19. The opinions which we have above expressed in no way conflict with the decisions in Mahabir Singh v. Behari Lal I.L.R. 13 All. 320, and Madho Das v. Ramji Patak I.L.R. 16 All. 286. We have indicated what in our opinion, is, for the purposes of jurisdiction, the value of a suit under Section 283 of Act No. XIV of 1882, when the judgment-debtor or his representative is made, and when he is not made a party to the suit as a defendant. In either case the value of the suit for the purpose of jurisdiction is the value stated by the plaintiff in his plaint, provided that such value is not understated or overstated with the object of getting the suit admitted in a Court in which, by reason of the true value of the suit and Section 15 of Act No. XIV of 1882, the suit does not lie. In the present case, assuming, and it is not disputed, that Rs. 7,500 is the value of the property, this appeal lay to this Court and not to the Court of the District Judge.

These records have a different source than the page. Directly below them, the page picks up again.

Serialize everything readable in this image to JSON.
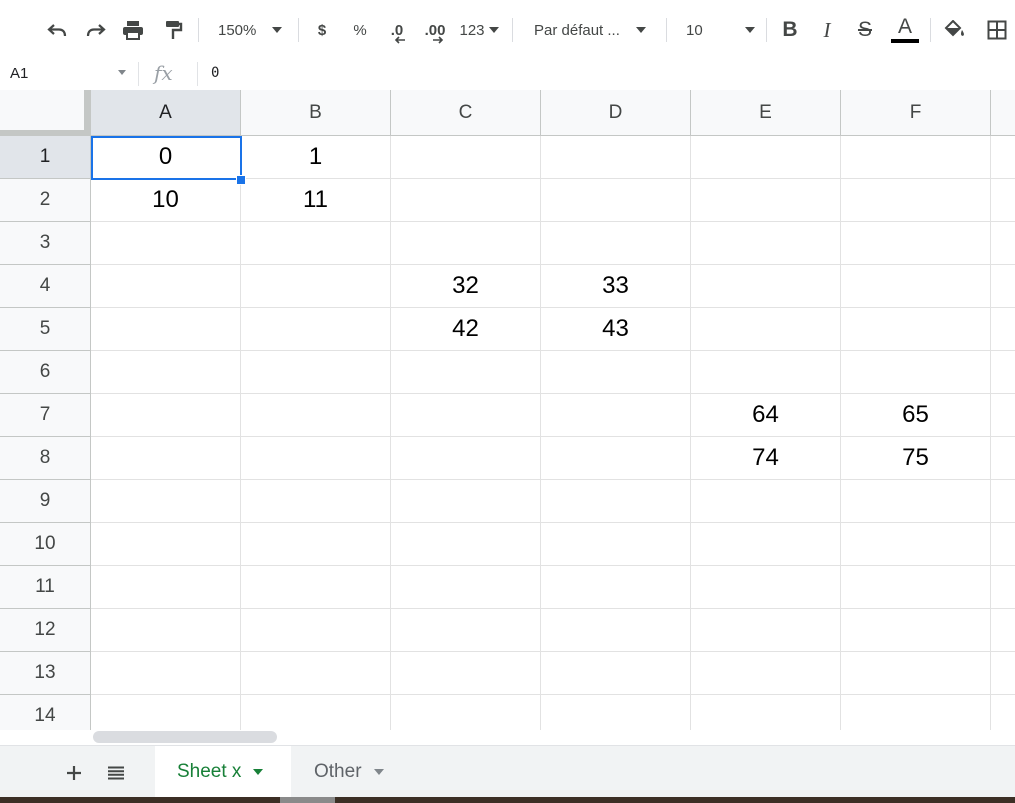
{
  "toolbar": {
    "zoom": "150%",
    "currency": "$",
    "percent": "%",
    "decrease_decimal": ".0",
    "increase_decimal": ".00",
    "number_format": "123",
    "font": "Par défaut ...",
    "font_size": "10",
    "bold": "B",
    "italic": "I",
    "strike": "S",
    "text_color_letter": "A",
    "text_color": "#000000"
  },
  "formula_bar": {
    "name_box": "A1",
    "fx": "fx",
    "value": "0"
  },
  "columns": [
    "A",
    "B",
    "C",
    "D",
    "E",
    "F"
  ],
  "rows": [
    "1",
    "2",
    "3",
    "4",
    "5",
    "6",
    "7",
    "8",
    "9",
    "10",
    "11",
    "12",
    "13",
    "14"
  ],
  "cells": {
    "A1": "0",
    "B1": "1",
    "A2": "10",
    "B2": "11",
    "C4": "32",
    "D4": "33",
    "C5": "42",
    "D5": "43",
    "E7": "64",
    "F7": "65",
    "E8": "74",
    "F8": "75"
  },
  "selected_cell": "A1",
  "sheet_tabs": [
    {
      "label": "Sheet x",
      "active": true
    },
    {
      "label": "Other",
      "active": false
    }
  ],
  "colors": {
    "accent": "#1a73e8",
    "active_tab_text": "#188038"
  }
}
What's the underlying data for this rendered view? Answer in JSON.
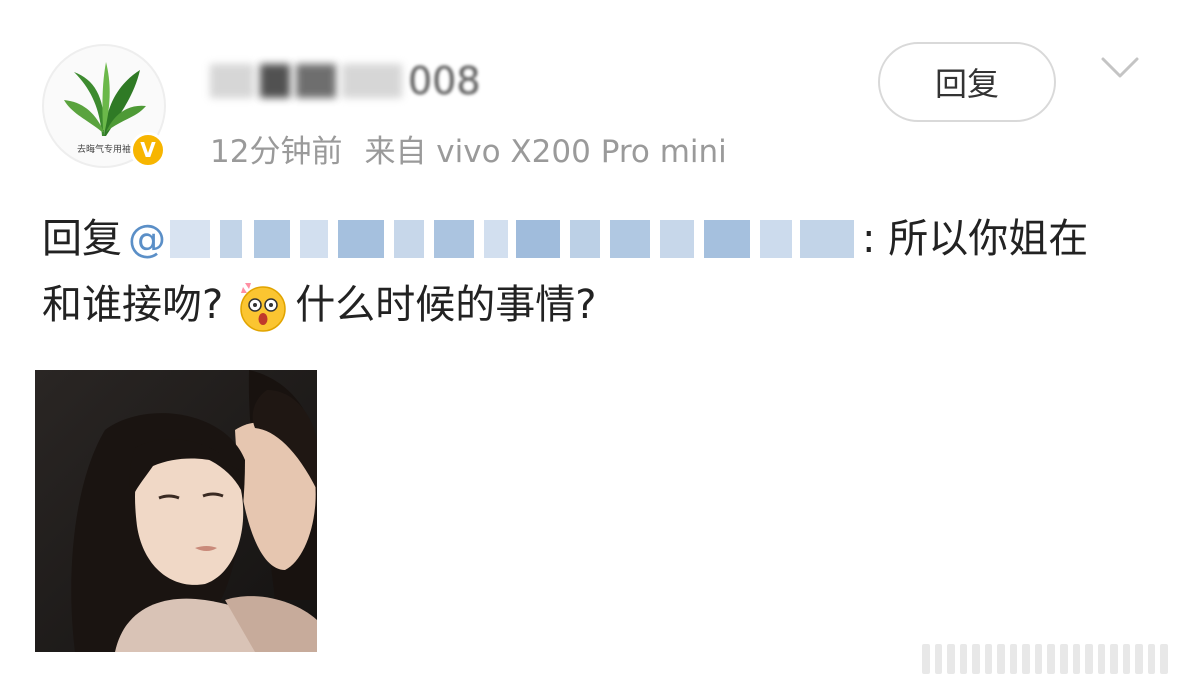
{
  "post": {
    "username_visible_suffix": "008",
    "avatar_caption": "去晦气专用袖",
    "verified_badge": "V",
    "time": "12分钟前",
    "source": "来自 vivo X200 Pro mini",
    "reply_button_label": "回复",
    "content": {
      "prefix": "回复",
      "mention_at": "@",
      "line1_after_mention": ": 所以你姐在",
      "line2_before_emoji": "和谁接吻?",
      "emoji_icon": "shocked-face-emoji",
      "line2_after_emoji": "什么时候的事情?"
    },
    "image_icon": "kiss-photo"
  },
  "colors": {
    "mention_blue": "#5b8fc7",
    "meta_gray": "#9a9a9a",
    "badge_gold": "#f7b500"
  }
}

20. At the conclusion of the arguments on the question of jurisdiction we asked Mr. Madho Prasad to support his client's appeal on the merits, and he admitted that he could not do so. Under the circumstances it is not necessary for us to express any opinion as to whether or not the plaint disclosed any cause of action against Musammat Sahudra Bibi. We presume that the object of Mr. Madho Prasad in raising the question of jurisdiction and asking us to return the memorandum of appeal to his client was to avoid the appeal being dismissed with costs; and to enable his client to escape paying the costs of an appeal which could not be supported. It may be assumed, as the appeal cannot be supported on the merits, that the memorandum of appeal, if returned by this Court, would not be again presented to the Court of the District Judge.
21. We dismiss the appeal with costs.